- Open Access
Patient-prosthesis mismatch did not impact postoperative course and hemodynamics after biosthetic mitral valve replacement
© Ichimura et al; licensee BioMed Central Ltd. 2013
Published: 11 September 2013
The clinical risk of patient-prosthesis mismatch (PPM) after mitral valve replacement (MVR) is still a matter of controversy. We investigated whether PPM in mitral bioprothesis affects the operative results or hemodynamic parameters.
From 2004 to 2012, 34 patients underwent MVR with bioprosthesis in our institution. Patient’s age was 74±4 years old and male/female ratio was 23/11.

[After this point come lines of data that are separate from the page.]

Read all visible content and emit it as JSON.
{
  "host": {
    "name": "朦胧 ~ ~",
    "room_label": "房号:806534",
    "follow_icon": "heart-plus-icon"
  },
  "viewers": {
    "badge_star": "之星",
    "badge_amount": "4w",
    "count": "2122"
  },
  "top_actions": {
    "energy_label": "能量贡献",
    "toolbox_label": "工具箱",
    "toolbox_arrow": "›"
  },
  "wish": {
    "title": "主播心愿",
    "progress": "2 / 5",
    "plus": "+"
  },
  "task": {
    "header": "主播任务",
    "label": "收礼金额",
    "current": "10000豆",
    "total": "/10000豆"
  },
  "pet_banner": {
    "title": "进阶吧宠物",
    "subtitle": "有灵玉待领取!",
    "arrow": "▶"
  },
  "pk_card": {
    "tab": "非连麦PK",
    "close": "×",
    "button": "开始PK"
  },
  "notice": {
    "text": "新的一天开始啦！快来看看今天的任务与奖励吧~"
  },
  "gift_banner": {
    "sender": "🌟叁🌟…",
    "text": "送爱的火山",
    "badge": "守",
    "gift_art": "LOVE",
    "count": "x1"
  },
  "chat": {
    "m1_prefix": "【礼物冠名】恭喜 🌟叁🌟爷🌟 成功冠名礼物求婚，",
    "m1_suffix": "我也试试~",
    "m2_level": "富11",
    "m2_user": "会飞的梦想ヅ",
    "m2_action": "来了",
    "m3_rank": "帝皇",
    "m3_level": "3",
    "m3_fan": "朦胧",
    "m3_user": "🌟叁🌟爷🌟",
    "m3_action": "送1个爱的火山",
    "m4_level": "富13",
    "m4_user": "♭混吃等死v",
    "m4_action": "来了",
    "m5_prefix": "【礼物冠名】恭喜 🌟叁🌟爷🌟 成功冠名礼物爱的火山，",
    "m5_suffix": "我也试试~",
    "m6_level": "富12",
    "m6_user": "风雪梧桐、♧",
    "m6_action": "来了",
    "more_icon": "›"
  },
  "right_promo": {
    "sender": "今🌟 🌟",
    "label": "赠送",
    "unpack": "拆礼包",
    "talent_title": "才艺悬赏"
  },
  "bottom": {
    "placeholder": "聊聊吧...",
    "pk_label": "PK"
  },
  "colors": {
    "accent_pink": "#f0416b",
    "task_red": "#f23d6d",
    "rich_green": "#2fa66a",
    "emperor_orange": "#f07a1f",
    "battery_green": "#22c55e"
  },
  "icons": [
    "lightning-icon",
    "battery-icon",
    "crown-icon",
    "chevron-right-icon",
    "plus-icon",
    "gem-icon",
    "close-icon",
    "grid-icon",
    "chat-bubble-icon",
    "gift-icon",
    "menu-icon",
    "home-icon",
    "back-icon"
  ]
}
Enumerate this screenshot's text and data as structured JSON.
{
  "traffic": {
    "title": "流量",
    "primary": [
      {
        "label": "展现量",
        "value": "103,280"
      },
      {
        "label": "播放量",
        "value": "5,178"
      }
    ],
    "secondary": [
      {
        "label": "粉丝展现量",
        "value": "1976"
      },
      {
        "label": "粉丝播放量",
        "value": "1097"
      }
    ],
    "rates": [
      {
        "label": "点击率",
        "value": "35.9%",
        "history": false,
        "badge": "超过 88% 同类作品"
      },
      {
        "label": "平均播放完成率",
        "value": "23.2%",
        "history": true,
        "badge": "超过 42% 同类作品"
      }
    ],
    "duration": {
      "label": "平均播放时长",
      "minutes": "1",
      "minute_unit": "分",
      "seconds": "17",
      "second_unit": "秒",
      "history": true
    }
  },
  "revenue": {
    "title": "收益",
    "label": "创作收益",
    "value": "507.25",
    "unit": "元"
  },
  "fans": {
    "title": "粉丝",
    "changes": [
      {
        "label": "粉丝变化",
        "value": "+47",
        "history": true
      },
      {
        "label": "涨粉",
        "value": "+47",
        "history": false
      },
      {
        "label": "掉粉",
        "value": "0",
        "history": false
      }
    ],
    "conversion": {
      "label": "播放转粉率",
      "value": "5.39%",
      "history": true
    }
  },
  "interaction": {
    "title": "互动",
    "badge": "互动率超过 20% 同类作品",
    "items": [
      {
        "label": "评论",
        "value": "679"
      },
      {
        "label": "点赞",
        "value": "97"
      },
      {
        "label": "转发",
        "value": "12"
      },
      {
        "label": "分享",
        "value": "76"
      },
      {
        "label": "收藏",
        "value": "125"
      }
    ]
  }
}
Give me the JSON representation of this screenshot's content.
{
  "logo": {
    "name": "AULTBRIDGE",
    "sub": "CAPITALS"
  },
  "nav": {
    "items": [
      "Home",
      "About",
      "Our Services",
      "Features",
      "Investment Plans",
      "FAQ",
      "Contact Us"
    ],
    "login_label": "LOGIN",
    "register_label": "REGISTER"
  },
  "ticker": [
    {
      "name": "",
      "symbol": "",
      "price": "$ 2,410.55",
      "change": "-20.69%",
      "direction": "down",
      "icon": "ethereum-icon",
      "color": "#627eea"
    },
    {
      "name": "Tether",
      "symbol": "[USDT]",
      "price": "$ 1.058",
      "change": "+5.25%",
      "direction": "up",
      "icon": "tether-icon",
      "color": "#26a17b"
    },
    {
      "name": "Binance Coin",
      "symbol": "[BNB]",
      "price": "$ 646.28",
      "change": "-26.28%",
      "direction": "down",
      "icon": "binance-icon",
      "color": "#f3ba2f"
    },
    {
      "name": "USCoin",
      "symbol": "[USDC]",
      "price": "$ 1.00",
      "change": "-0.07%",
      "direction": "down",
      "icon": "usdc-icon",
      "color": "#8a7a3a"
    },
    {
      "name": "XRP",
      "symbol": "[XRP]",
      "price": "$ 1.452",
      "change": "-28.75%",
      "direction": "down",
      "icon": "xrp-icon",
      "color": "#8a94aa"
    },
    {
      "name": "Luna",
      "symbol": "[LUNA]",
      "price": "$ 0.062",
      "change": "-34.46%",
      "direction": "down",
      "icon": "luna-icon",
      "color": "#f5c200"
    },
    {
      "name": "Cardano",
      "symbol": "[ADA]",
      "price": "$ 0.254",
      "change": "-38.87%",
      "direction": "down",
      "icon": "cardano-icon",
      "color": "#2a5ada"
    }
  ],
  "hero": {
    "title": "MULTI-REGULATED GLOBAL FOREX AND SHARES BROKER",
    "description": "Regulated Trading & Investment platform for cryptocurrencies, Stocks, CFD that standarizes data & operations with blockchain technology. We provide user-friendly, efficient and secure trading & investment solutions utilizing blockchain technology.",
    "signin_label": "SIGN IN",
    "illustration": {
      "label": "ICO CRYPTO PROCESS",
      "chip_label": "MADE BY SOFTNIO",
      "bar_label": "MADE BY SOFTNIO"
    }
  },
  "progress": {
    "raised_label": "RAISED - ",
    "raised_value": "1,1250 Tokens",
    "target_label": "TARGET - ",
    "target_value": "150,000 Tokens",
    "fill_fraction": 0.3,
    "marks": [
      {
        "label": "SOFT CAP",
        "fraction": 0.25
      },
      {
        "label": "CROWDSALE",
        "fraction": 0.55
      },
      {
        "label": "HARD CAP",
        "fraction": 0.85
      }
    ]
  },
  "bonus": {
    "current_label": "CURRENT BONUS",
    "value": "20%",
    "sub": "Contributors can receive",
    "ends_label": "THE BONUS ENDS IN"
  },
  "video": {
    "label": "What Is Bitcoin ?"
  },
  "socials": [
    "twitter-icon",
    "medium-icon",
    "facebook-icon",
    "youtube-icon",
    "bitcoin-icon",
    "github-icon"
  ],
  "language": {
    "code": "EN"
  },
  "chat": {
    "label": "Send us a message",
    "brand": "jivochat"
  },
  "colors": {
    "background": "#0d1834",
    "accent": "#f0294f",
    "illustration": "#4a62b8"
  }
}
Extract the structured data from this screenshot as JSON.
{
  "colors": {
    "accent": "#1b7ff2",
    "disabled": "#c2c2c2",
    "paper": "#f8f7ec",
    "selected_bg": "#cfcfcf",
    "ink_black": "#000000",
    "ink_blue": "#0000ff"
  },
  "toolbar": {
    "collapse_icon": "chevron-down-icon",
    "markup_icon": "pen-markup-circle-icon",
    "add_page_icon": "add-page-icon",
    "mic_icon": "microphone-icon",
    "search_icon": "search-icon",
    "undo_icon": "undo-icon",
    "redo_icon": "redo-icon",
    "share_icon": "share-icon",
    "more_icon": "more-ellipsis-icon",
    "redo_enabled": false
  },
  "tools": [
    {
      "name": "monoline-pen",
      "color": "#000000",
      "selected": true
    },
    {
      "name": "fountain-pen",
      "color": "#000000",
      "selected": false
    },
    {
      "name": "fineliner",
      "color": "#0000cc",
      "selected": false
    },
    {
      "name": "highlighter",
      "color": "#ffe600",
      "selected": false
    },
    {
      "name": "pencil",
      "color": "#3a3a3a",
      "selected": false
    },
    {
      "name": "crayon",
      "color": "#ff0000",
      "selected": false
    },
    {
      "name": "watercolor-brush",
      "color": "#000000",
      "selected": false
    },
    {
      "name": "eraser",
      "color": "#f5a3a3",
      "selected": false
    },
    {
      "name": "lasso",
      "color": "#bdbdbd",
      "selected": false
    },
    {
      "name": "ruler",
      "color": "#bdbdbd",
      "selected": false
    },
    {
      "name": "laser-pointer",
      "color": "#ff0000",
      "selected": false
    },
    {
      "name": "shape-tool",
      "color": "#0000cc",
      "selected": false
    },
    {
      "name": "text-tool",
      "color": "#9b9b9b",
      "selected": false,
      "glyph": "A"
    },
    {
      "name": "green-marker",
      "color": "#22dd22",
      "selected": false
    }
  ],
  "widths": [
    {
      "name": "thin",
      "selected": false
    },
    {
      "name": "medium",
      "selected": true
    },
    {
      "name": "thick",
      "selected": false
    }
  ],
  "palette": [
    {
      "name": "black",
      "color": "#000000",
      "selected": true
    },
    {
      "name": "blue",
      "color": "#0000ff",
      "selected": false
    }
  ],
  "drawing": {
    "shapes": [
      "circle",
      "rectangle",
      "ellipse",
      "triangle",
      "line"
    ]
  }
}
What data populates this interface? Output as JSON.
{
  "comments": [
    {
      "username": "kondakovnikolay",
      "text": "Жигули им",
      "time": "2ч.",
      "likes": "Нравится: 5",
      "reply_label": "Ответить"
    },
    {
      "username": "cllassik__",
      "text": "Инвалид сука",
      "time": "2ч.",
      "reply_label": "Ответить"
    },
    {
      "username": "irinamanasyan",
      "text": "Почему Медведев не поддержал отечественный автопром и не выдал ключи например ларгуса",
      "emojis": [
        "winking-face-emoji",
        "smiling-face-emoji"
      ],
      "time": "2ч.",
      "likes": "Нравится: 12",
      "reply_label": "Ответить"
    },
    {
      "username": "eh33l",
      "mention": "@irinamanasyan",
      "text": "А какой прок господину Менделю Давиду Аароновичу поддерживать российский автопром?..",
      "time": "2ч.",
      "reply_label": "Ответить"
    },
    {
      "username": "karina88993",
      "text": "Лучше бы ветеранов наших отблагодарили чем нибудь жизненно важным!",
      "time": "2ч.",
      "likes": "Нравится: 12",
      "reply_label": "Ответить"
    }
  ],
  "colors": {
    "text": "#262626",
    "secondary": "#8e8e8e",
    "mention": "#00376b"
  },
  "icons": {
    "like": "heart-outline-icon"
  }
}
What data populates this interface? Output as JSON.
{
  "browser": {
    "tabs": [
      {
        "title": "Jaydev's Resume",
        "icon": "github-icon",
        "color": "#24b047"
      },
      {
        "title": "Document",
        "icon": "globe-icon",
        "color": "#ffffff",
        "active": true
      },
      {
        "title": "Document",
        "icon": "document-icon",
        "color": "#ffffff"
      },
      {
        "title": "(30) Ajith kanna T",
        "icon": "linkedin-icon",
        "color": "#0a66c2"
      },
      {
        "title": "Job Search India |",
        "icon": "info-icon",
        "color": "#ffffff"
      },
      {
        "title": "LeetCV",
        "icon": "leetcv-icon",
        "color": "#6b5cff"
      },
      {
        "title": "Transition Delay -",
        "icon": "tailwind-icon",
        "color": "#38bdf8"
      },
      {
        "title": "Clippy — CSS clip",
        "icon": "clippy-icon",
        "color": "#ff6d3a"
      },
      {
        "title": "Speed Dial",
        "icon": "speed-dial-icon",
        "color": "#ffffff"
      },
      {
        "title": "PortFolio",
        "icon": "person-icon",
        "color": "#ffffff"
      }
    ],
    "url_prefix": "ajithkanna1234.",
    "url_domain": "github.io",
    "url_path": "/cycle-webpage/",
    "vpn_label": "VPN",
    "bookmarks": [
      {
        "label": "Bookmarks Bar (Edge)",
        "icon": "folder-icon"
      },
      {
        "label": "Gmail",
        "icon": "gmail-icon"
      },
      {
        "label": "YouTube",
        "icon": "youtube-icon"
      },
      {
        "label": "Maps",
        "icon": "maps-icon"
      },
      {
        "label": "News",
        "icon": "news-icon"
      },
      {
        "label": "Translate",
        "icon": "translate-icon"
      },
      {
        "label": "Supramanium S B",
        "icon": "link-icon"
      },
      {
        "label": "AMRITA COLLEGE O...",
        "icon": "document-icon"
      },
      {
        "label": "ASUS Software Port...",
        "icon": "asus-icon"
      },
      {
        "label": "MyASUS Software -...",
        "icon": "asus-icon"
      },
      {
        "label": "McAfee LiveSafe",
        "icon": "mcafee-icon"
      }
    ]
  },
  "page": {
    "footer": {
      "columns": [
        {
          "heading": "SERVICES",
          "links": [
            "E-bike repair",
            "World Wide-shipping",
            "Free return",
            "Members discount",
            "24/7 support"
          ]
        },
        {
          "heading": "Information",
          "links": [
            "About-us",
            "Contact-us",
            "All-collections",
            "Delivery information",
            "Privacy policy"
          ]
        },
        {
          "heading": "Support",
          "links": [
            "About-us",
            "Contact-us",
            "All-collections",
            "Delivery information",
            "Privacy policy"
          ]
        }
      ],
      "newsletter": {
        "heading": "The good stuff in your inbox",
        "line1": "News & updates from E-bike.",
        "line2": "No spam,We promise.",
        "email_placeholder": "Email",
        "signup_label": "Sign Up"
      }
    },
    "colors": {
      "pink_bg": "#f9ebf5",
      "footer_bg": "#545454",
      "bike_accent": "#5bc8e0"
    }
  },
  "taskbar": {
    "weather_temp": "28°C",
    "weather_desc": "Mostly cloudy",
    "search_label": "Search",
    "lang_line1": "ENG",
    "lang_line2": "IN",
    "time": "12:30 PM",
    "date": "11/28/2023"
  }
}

We implanted three valves; Epic Supra® (SJM, Minnesota) in 8 (25mm;5, 27mm;3), Mosaic® (Medtronic, Minneapolis) in 15 (25mm;5, 27mm;8, 29mm;2), Carpentier Edwards Perimount® (Edwards, Los Angeles) in 11 patients (25mm;1, 27mm;8, 29mm;2). Sixteen patients (group P) had small indexed effective orifice area (EOAI ≤1.2 cm2/m2), and the remaining 18 patients (group N) had acceptable EOAI. We compared operative results and hemodynamic parameters recorded by echocardiography between both groups. We also evaluated correlation between predicted EOAI and hemodynamic parameters after MVR.
Hospital mortality was 0% in both groups. Hospital stay was 26.5±15.6 days in group P and 34.2±20.7 in group N (p:NS). There was no difference between both groups in postoperative EF (p=0.92), max PG (p=0.38), mean PG (p=0.59), and measured EOAI from pressure half time (p=0.18). No correlation was found between predicted EOAI and measured EOAI (R2=0.0011), mean PG (R2=0.0000) and max PG (R2=0.0004).
PPM did not affect operative results and postoperative hemodynamics in biopsoethetic MVR. Smaller valve might be alternative when large bioprosthesis is difficult to implant.
This article is published under license to BioMed Central Ltd. This is an Open Access article distributed under the terms of the Creative Commons Attribution License (http://creativecommons.org/licenses/by/2.0), which permits unrestricted use, distribution, and reproduction in any medium, provided the original work is properly cited.